Friday, February 28, 2014

Documentary Review: History Chanel: Gettysburg

I thought it must have been me, but this documentary does not start well.  It begins with giving no context, at the railroad cut, and the viewer really doesn’t know what is going on.  I thought maybe my DVD version was missing something; but I have read other reviews which had the same complaint so I guess not.  The History Channel seemed to use this battle to show lots of bloody and gory scenes, while doing a poor job of telling the story.  They focused on the battle through town, as the Union troops pulled back to Cemetery Ridge.  The second day they concentrate on Sickles defense on the Union left.  He had pulled too far forward leaving himself vulnerable.  However it does not mention the far left of the Union line, Chamberlain on Little round Top.   That was a disappointment to me.  They did a better job of explaining Picket’s charge the final day of the battle.  The day started with the largest artillery barrage in history as the confederate artillery tried to chase the Union artillery from the field.  They did not succeed.  The documentary had an excerpt about the Union cannon used, and the shell and shot, and the devastating effect this had on the Confederate attackers.  The Confederate strength was pretty much used up before they reached the Union lines, from facing the artillery barrage across a field of a over a mile.  Just as General Meade did not follow up with the defeated the retreating Confederate Army, this documentary did not follow up well with telling the aftermath of the battle.

1 comment:

  1. History Channel does not do a very good job of telling the story of #GETTYSBURG I am interested in everyone's opinion, what happened that General Meade did not follow up the victory, and could the war have been ended had he done so?

    Jean Mark Kaufman The armies had marched for nearly two weeks some 125 miles, the 6th corp 30 plus miles on the last day, fought for three days with terrible casualties not including in any statistics the shock and mental utter exhaustion of battle and subsequent traumatic stress. They had done this often enough with limited food and water. In spite of this the AoP did pursue only to find the ANV is solid defensive position. It is enormously easier for exhausted, weak, soldiers to fight from static defensive positions than to conduct an assault. I do wish more historians would try to do what was done and then see if they have further questions. An army that starts such a venture on the Rappahannock is not the same army as existed on July 4. Much of its immediate combat power has been spent.
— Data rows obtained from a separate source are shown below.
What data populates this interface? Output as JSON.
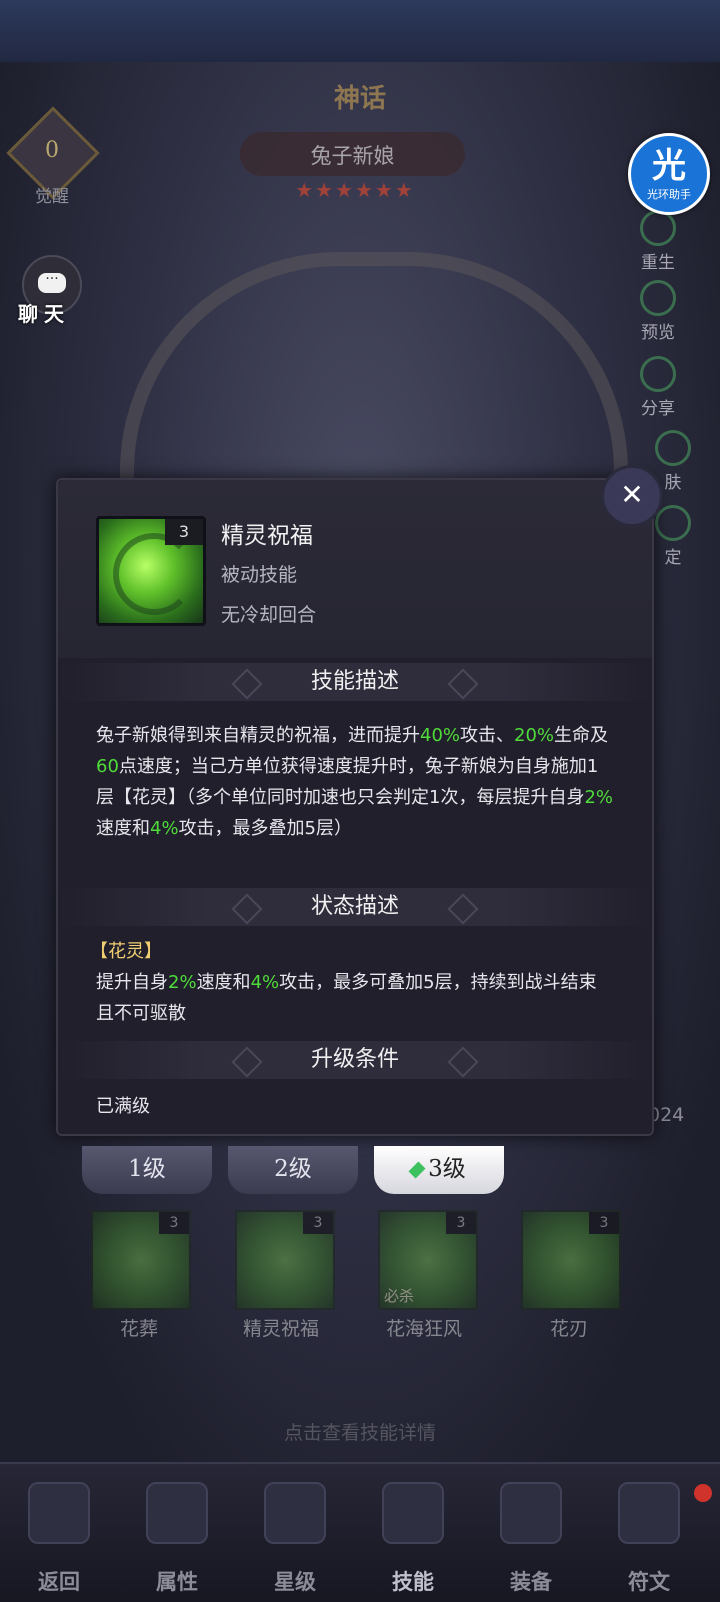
{
  "hero": {
    "rank": "神话",
    "name": "兔子新娘",
    "stars": "★★★★★★",
    "awaken_count": "0",
    "awaken_label": "觉醒"
  },
  "chat": {
    "label": "聊天",
    "icon": "chat-bubble-icon"
  },
  "helper": {
    "big": "光",
    "small": "光环助手"
  },
  "side_menu": [
    {
      "label": "重生",
      "icon": "rebirth-icon"
    },
    {
      "label": "预览",
      "icon": "preview-icon"
    },
    {
      "label": "分享",
      "icon": "share-icon"
    },
    {
      "label": "肤",
      "icon": "skin-icon"
    },
    {
      "label": "定",
      "icon": "lock-icon"
    }
  ],
  "background_fragment": "024",
  "skill_popup": {
    "icon_level": "3",
    "name": "精灵祝福",
    "type": "被动技能",
    "cooldown": "无冷却回合",
    "section_desc_title": "技能描述",
    "desc_parts": [
      {
        "t": "兔子新娘得到来自精灵的祝福，进而提升",
        "c": ""
      },
      {
        "t": "40%",
        "c": "hl"
      },
      {
        "t": "攻击、",
        "c": ""
      },
      {
        "t": "20%",
        "c": "hl"
      },
      {
        "t": "生命及",
        "c": ""
      },
      {
        "t": "60",
        "c": "hl"
      },
      {
        "t": "点速度；当己方单位获得速度提升时，兔子新娘为自身施加1层【花灵】（多个单位同时加速也只会判定1次，每层提升自身",
        "c": ""
      },
      {
        "t": "2%",
        "c": "hl"
      },
      {
        "t": "速度和",
        "c": ""
      },
      {
        "t": "4%",
        "c": "hl"
      },
      {
        "t": "攻击，最多叠加5层）",
        "c": ""
      }
    ],
    "section_status_title": "状态描述",
    "status_name": "【花灵】",
    "status_parts": [
      {
        "t": "提升自身",
        "c": ""
      },
      {
        "t": "2%",
        "c": "hl"
      },
      {
        "t": "速度和",
        "c": ""
      },
      {
        "t": "4%",
        "c": "hl"
      },
      {
        "t": "攻击，最多可叠加5层，持续到战斗结束且不可驱散",
        "c": ""
      }
    ],
    "section_upgrade_title": "升级条件",
    "upgrade_text": "已满级",
    "close_icon": "close-x-icon"
  },
  "level_tabs": [
    {
      "label": "1级",
      "active": false
    },
    {
      "label": "2级",
      "active": false
    },
    {
      "label": "3级",
      "active": true
    }
  ],
  "skills": [
    {
      "name": "花葬",
      "level": "3",
      "tag": ""
    },
    {
      "name": "精灵祝福",
      "level": "3",
      "tag": ""
    },
    {
      "name": "花海狂风",
      "level": "3",
      "tag": "必杀"
    },
    {
      "name": "花刃",
      "level": "3",
      "tag": ""
    }
  ],
  "hint": "点击查看技能详情",
  "bottom_nav": [
    {
      "label": "返回",
      "icon": "back-arrow-icon"
    },
    {
      "label": "属性",
      "icon": "hooded-figure-icon"
    },
    {
      "label": "星级",
      "icon": "star-emblem-icon"
    },
    {
      "label": "技能",
      "icon": "skill-book-icon",
      "active": true
    },
    {
      "label": "装备",
      "icon": "crossed-swords-icon"
    },
    {
      "label": "符文",
      "icon": "rune-icon"
    }
  ],
  "colors": {
    "highlight": "#4fdc3a",
    "status_name": "#f0cf72",
    "helper_blue": "#1a73d6"
  }
}
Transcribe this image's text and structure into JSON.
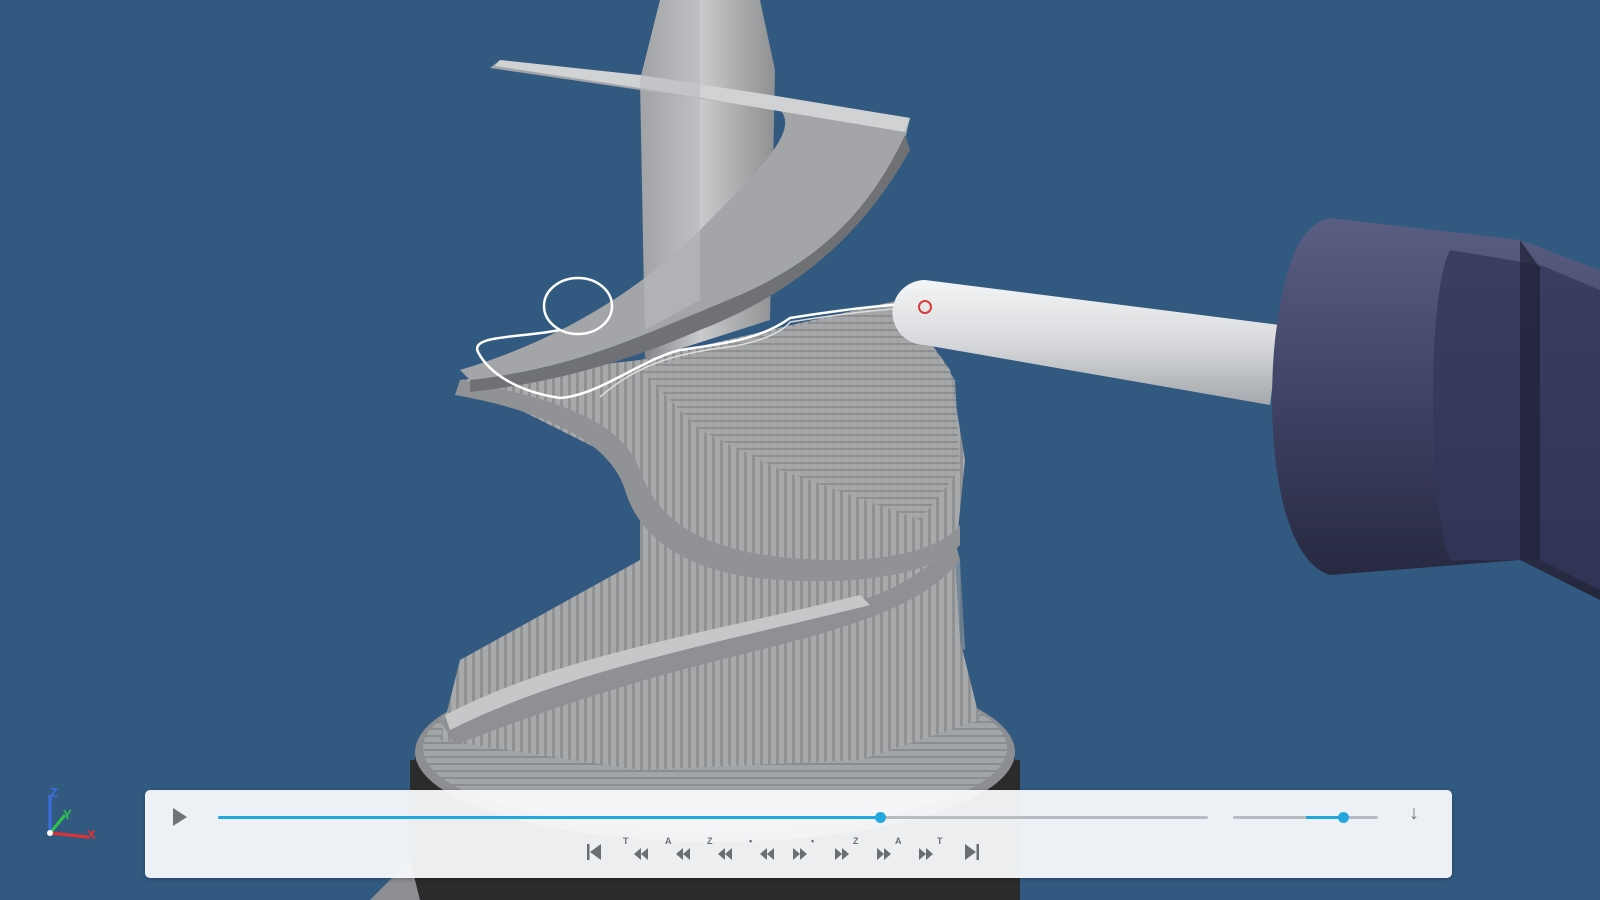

    Robert Gravallese Meade said it was unrealistic....during that period, these were such horrific affairs, I think it took some time to get the privates mind back into order never mind the officers. North or South victory, they were rarely followed up. Some historians beg to differ - because they were not there. Lastly, Lee had a rear guard, which was very effective. Gettysburg was not an entirely lopsided victory....Im sure Meade wanted to leave the scene without a disaster. Lincoln thought different but the more I know about the war the more I think Lincoln should have left it to the pros.